Parks and Recreation director to be honored by Chamber


by A.C. Hall

It’s not easy to be universally beloved when you’re in city government, yet somehow White Settlement Parks and Recreation Director Richard Tharp seems to pull it off.  When it came time for the White Settlement Area Chamber of Commerce to name their Public Servant of the Year, Tharp was the clear choice.  Steve Groomer, a member of the Chamber committee who chose Tharp, spoke about what made them choose the Parks Director.  

“The public servant award is given to someone the committee feels goes above and beyond to serve White Settlement and the citizens of the city,” Groomer said.  “Rich’s tireless efforts to lead the Parks department and Animal Shelter have made him worthy of this award.  He and his crews maintain the city parks in top shape and he is always open to speak with council members, city board members or the public in general regarding their concerns and issues.”

Those who know Rich know he’s a humble man, and getting a humble man to talk about himself isn’t always easy.  When asked about his feelings on receiving the honor, Tharp was quick with a joke.

“I was completely surprised by the announcement, and I had to wonder if they had lowered their judging criteria this year,” Tharp joked.

He went on to share his true thoughts on the honor, saying it’s a very humbling thing.

“Honestly though, I was thinking there are a lot more deserving people of this selection than myself,” Tharp said.  “I am very honored and grateful to the community for being recognized this year for just doing what I love.”

In speaking to Tharp, it’s easy to figure out that thing he loves.  Tharp loves the outdoors.  You might expect that a man who spends every day working outside might relax in front of the television when he gets home, but Tharp lists his relaxing activities as boating, hiking, biking, and fishing.

“I usually find myself in a park somewhere on and off the clock,” Tharp said.

Tharp even turns park visiting into a work related exercise, frequenting parks and facilities in other cities to get an outsiders perspective on them.

“I have found that to be one of the best tools for learning what to look for, what to do differently, how to improve, et cetera,” Tharp said.
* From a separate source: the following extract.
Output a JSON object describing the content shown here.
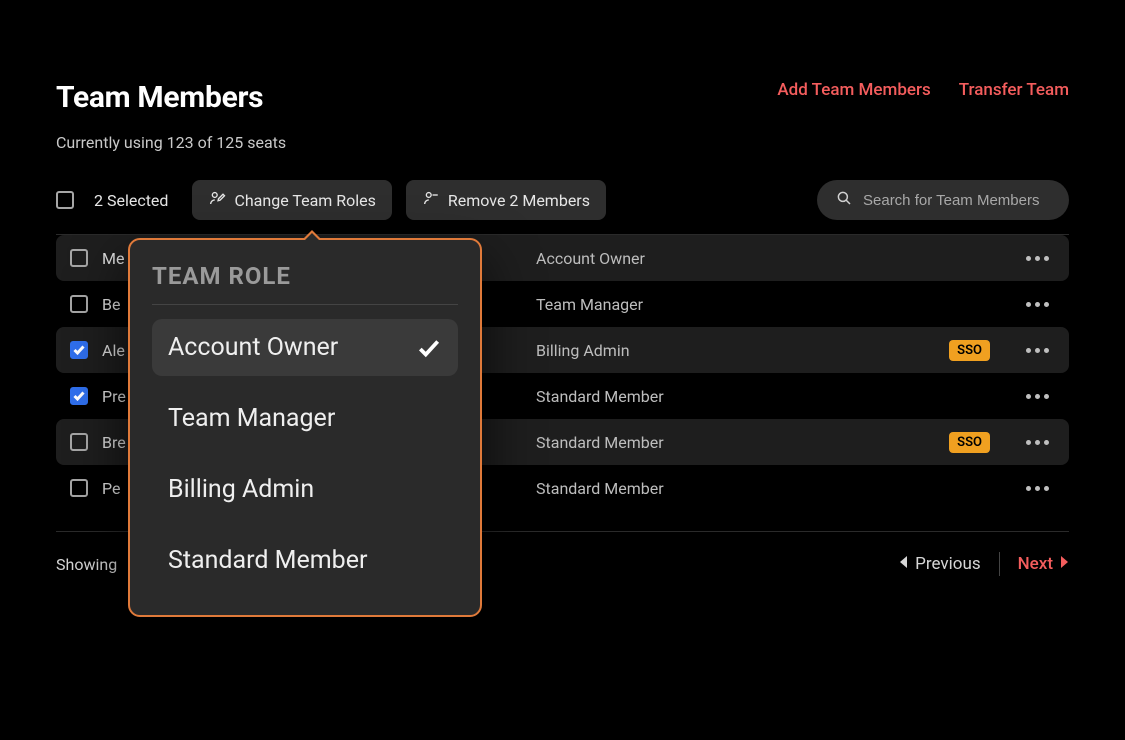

No one is shy about acknowledging the difficulty of Tharp’s job.  There’s even a running joke around City Hall about it.  On several occasions, city leaders joke with Tharp about nobody wanting to do the work he does maintaining and running the city’s many parks, as well as overseeing the animal shelter.  When asked about succeeding in a difficult position, Tharp is quick to point out he doesn’t work alone.

“If I have been successful at what I do it is most definitely due to the fact that I am surrounded by a lot of very talented people in different departments throughout the city working together to provide services back to the community,” Tharp said.  “White Settlement is certainly blessed with a great city staff of individuals with many different talents, abilities, and skills to offer.”

He also referenced his love of the outdoors as another reason the job suits him.

“I also really enjoy what I do, and that makes my job pretty easy most of the time,” Tharp said.  “I feel very fortunate to have a job that allows me to work in so many different areas and outlets of the parks and recreation industry, it definitely keeps it interesting.”

When asked to share some of his favorite memories and accomplishments, Tharp pointed to the transformation of Saddle Hills Park from a barely used area to a thriving disc golf course as something in the last few years he’s found exciting.

“We were able to take an underused and undeveloped park, and turn it into a destination for people to play disc golf,” Tharp said.  “In just a few short years, it is a heavily used neighborhood park area that provides leisure and organized recreational opportunities for the community.”

Tharp also talked about the many different parks and the many different activities that take place in them.

“I just like to see the parks being used and people enjoying them,” Tharp said.

Public servant doesn’t have a shiny or inspirational definition in the dictionary.  It’s defined as “A person who holds a government position by election or appointment.”  That’s not all it means to Tharp, however.

“It’s all about building valuable relationships and partnerships with residents, businesses, churches, and organizations to provide services, in the form of Parks and Recreation in my case, back to the community,” Tharp said.

As for what advice he’d give to someone wanting to be a public servant, Tharp shared this.

“It is a continual process each day, so you better enjoy the journey or you’re in for a mighty long ride.”

Rich Tharp will officially be honored as the Public Servant of the Year this Saturday night at the White Settlement Area Chamber of Commerce banquet.